- Maintain a firm grip – An elderly person may struggle with dizziness or imbalance, causing them to wobble and trip. Ensure you hold them firmly to pre-empt any unexpected slips.
- Bend your knees and have a straight back – Reduce the risk of injuring yourself when supporting an elderly person. Keep a straight back and a slight bend in the knees, and take breaks as often as you need.
How to Best Assist The Elderly in the Bathroom
Bathrooms are a treacherous place for older people with mobility issues. They are often wet and slippery with a hard surface. This makes the danger of falling higher, but you can’t avoid a bathroom. So, here are the best methods to help an older person navigate the bathroom.
- Get a walk-in shower or bath – Walk-in showers or walk-in baths don’t have a step, ideal for someone who has trouble lifting their legs.
- Install grab rails – Grab rails are supportive bars you can place around the bathroom for a person to hold onto. They’re a great option to help the elderly when getting up and down or if they need stability when moving.

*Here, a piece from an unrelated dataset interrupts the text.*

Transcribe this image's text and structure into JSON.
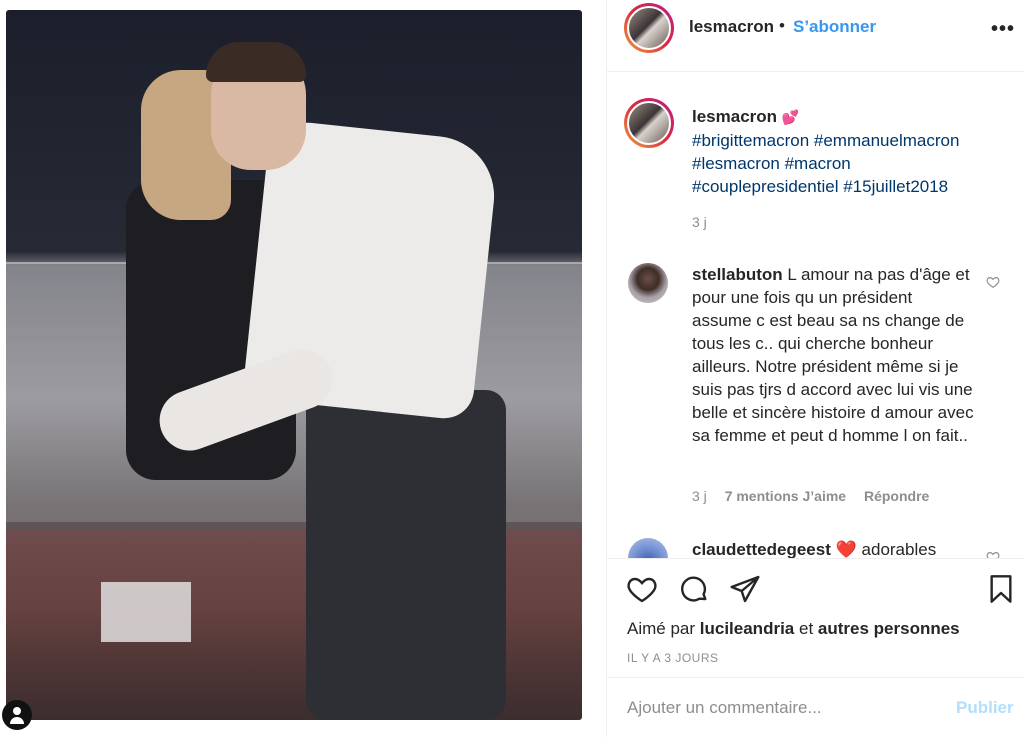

- Use shower chairs and stools – Having somewhere to sit in the shower is perfect if you need a place to rest or have balance and mobility problems.
How to Best Assist The Elderly Around Their House
Daily tasks can become cumbersome and even painful if movement is challenging. But, there are some great options for helping the elderly around the home.
- Set up a stair lift – Climbing up and down the stairs is tough on the joints and increases the chance of falling. Stair lifts allow you to sit comfortably, creating independence without risk.
- Install grab rails throughout the house – Grab rails aren’t just for the bathroom. You can place them anywhere around the house where there may be a step. They’re also ideal to place near seating to help an older person get up and down with ease.
- Make everything within reach – Organise the home so all essentials are within reach. That includes moving items that require bending down or crouching. You should also ensure nothing is too high up or needs excess stretching or a stool.
Ways to Prevent Mobility Issues
It’s perfectly natural to have reduced mobility when you age. However, there are several things you or a loved one can do to slow down the process.
- Exercise – When you don’t exercise, the muscles around joints weaken and can waste away, but regular movement keeps muscles strong. It doesn’t have to be a strenuous activity, but something light—for example, gentle yoga or walking.
- Balance classes – There are classes explicitly geared towards the elderly who struggle with mobility. Muscle weakness increases fall risk, which can be dangerous. However, balance classes target areas of the body to enhance strength, balance and mobility.
- Maintain a healthy weight – It’s easy to put on weight when sitting down a lot. However, this causes extra strain on your joints, making it more painful to move around. Ensure everyone eats a healthy and nutritious diet to prevent added weight.
Ease Mobility Issues With Mobility Plus
You and your loved ones don’t have to suffer in silence with mobility issues. We specialise in bathroom installations and provide guidance to choose items that create stability and safety for the elderly. Move with ease with Mobility Plus.